The Central Asian cousin of Taiwanese beef noodle soup.
Rego Park is home to so many kosher Uzbeki kebab joints that local friends and I joke that they’re all more or less the same restaurant, just with different specialties, and/or slightly surlier service. The latest entrant into the neighborhood’s crowded field of more than a dozen restaurants is a rather opulent looking establishment (think flocked Louis XIV wallpaper and chandeliers) called U Yuri Fergana. (more…)
With such a diversity of culinary cultures Queens boasts all kinds of noodles from all kinds of places. Cold, hot, spicy, even dessert they come in all shapes, sizes and flavors. Here are seven of our favorites.
1, Da pan ji, Su Xiang Yuan One of the most surprising things about da pan ji, the Henanese specialty known as “big tray of chicken,” is that it’s actually a big tray of poultry, potatoes, and noodles. And not just any old noodles either, they are the very same springy broad ribbons that grace the specialty of the house at this stand whose name is often translated to Nutritious Lamb Noodle Soup. There’s no soup to be found in the tray though. Instead find hacked up bits of bird and chunks of potatoes atop a bed of hand-pulled noodles. The whole thing is crowned with fresh cilantro and shot through with dried chilies awash in a curry-like concoction with just a touch of star anise along with pleasant bursts of saltiness from preserved beans. The noodles are a perfect vehicle for all that sauce. Nutritious Lamb Noodle Soup, No.28, New World Mall Food Court, Flushing (more…)
Burmese noodle salad, just one of many dishes at Sunday’s food fair.

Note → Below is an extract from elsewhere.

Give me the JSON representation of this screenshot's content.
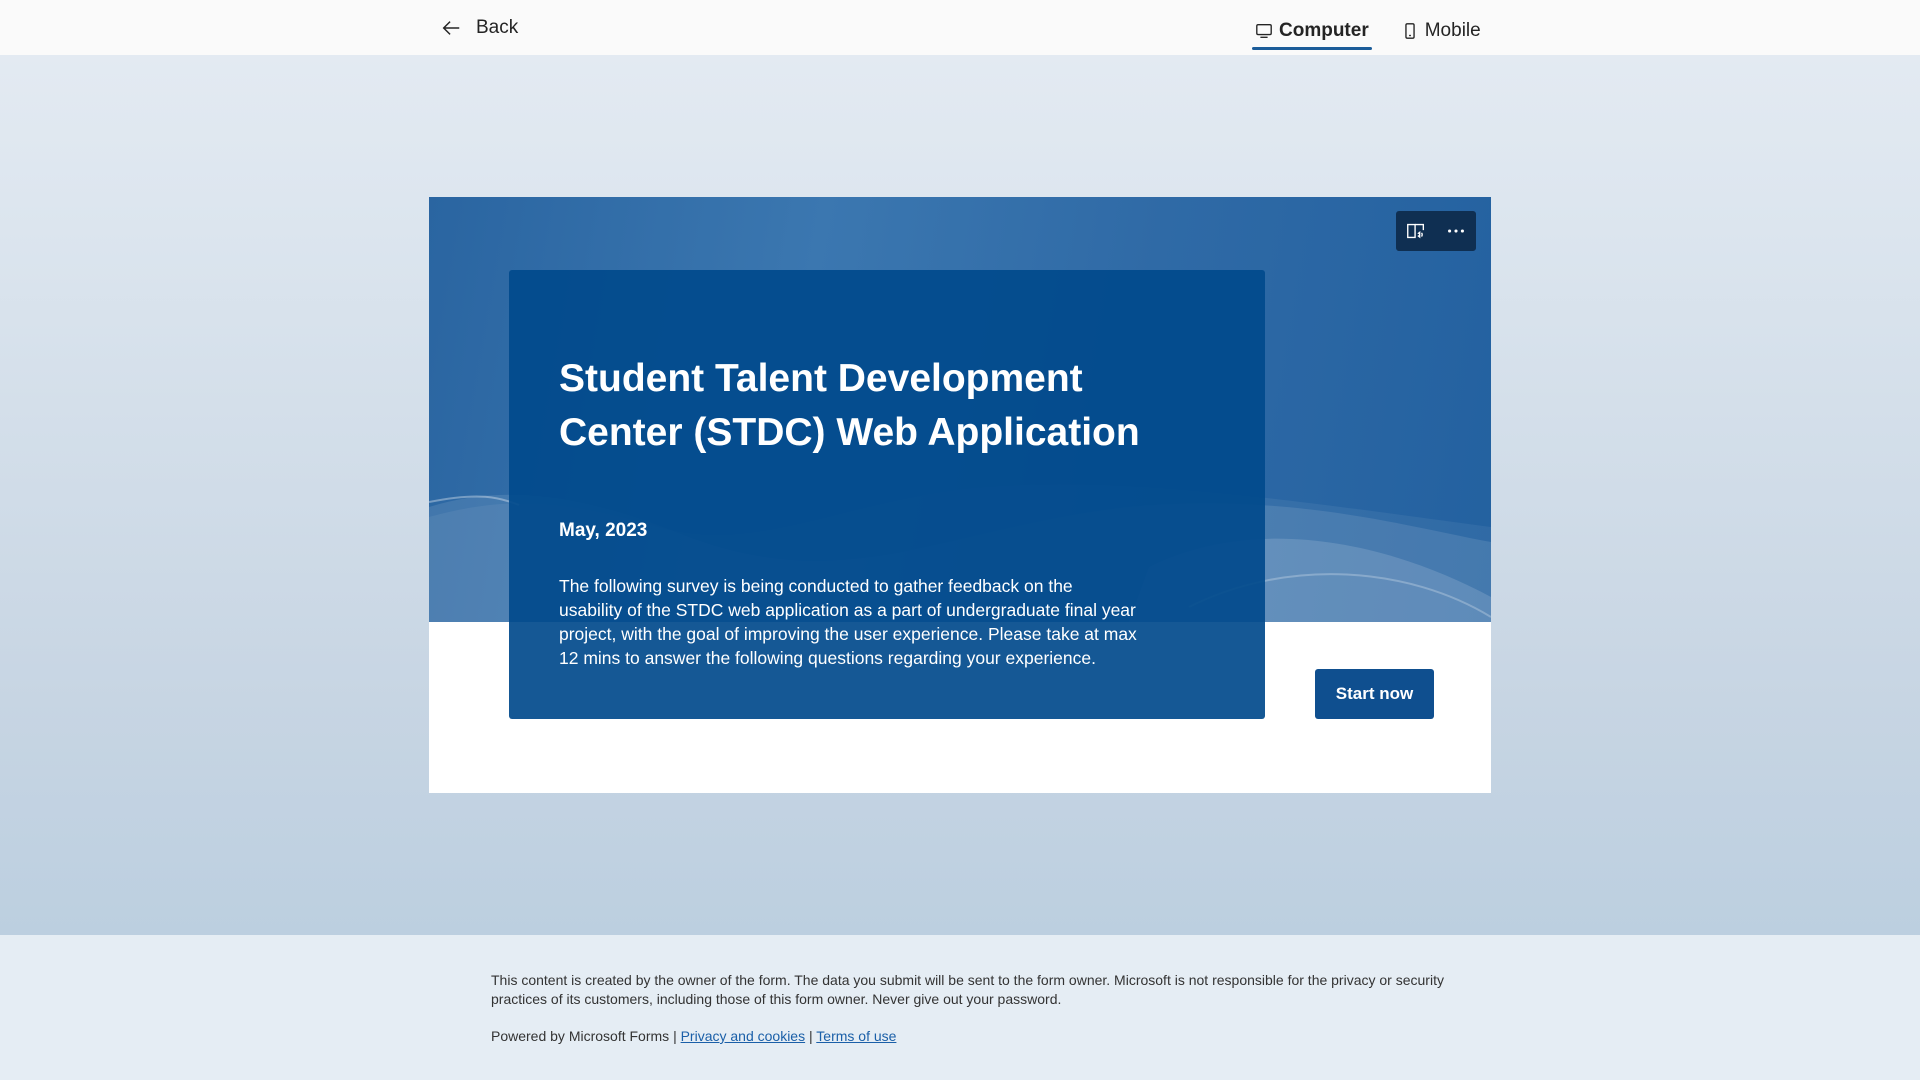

Smorgasburg Saturday 11 a.m.-6p.m. East River Park, the waterfront at N 7th St.
As much as I love to hate on Brooklyn and its legions of gastronerds I have to admit to a soft spot for Smorgasburg. And now have even more reason to like it, my pal Noah Arenstein’s Scharf & Zoyer and its wacky New School take on Old School deli. Did somebody say kugel double down?
Sikh Day Parade and Festival Saturday, April 27, 12:15-5:00 Madison Square Park, Manhattan
This parade provides not only provides an opportunity to celebrate Vaisakhi Day, but to take part in a huge gratis vegetarian feast. It’s like the Sikh version of the Big Apple BBQ Block Party. (more…)
Rokhat’s plov, a taste of home for Uzbeki immigrants.
In a neighborhood that seems to have a Central Asian kebab house on every block Rokhat Kosher Bakery is one of the more unique establishments. While other purveyors of samsa, Uzbek meat pies, hide their igloo-shaped tandoors in the kitchen, Rokhat’s sits proudly in the window. In fact there are two ovens in two storefronts.
The newer satellite location functions as a makeshift restaurant. It serves up an excellent version of plov ($7), Uzbekistan’s hearty one-pot rice dish. A few chunks of boneless beef shank sit atop rice that’s fragrant with sweet carrot, cumin, and coriander. Black pepper and chili and lend just a touch of heat. The rice has a wonderful chewy texture and flavor from absorbing the flavors of the meat, along with sautéed onions, and flax seed oil. (more…)
Borjomi mineral water is a staple beverage at C+M headquarters.
One of things I like about living in Rego Park apart from its proximity to Flushing and wonderful old school spots like Knish Nosh is the preponderance of Uzbek culinary culture. There are at least 10 kosher kebab houses which fetishize the fatty flesh of lamb to varying degrees. Even the pizzerias here sell the meat pies known as samsa along with plov, a Central Asian spin on pilaf. At the delis find plenty of smoked fish, Eastern European charcuterie, salads, and Borjomi Mineral water. There are many other mineral waters on offer but over the past few years, I have grown fond of the fizzy water in the bluish bottle.